attributing overimportance to praiseworthy actions one may, by implication, be
paying indirect but potent homage to the worse side of human nature.
For this attitude implies that such actions shine out as rare exceptions,
while callousness and apathy are the general rule.
The evil that is in the world always comes of ignorance, and good
intentions may do as much harm as malevolence, if they lack understanding.
On the whole,
men are more good than bad
... But they are more or less
ignorant, and it is this that we call vice or virtue; the most incorrigible vice
being that of an ignorance that fancies it knows everything and therefore claims
for itself the right to kill.
... there could be no true goodness nor true love
without the utmost clear-sightedness.
[the local priest, MDA] is a man of learning, a scholar.
He hasn’t come in contact with death; that’s why he can speak with such
assurance of the truth—with a capital T.

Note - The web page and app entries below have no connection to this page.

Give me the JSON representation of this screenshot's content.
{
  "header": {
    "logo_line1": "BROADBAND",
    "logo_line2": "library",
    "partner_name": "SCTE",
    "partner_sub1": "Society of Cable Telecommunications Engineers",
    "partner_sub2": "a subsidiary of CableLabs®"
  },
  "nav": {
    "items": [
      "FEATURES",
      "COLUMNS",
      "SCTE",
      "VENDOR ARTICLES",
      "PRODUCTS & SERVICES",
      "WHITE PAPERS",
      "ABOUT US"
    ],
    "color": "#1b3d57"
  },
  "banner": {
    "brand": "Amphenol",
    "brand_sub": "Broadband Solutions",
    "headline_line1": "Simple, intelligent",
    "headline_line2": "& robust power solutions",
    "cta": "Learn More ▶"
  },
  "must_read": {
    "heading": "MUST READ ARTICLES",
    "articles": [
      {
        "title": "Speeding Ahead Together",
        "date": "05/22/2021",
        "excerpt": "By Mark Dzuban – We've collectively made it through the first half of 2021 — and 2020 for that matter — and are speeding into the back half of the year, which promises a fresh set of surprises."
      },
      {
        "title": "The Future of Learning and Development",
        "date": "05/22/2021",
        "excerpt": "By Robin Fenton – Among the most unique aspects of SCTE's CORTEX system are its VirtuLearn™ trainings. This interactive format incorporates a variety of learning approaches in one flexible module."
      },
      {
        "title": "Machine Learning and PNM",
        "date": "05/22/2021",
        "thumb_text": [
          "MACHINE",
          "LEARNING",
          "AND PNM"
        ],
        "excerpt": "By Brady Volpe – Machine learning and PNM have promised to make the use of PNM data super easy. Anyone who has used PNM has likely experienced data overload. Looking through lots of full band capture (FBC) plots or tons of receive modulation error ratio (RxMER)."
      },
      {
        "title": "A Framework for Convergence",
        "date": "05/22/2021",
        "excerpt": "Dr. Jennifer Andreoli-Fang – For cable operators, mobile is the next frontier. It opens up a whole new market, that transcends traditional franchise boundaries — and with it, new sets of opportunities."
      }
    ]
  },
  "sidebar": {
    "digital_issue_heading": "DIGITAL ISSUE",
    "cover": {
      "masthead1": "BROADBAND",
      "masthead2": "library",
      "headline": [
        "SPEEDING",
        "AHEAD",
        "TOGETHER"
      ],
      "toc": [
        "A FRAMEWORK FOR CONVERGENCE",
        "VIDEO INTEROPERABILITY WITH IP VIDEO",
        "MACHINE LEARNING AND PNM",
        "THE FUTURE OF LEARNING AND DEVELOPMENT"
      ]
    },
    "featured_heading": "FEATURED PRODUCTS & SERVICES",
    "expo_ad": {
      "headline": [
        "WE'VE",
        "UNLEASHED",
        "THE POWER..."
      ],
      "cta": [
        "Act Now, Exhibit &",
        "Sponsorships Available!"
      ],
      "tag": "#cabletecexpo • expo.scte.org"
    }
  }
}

But every country priest who visits his parishioners and has heard a man
gasping for breath on his deathbed thinks as I do.
He’d try to relieve human suffering before trying to point out its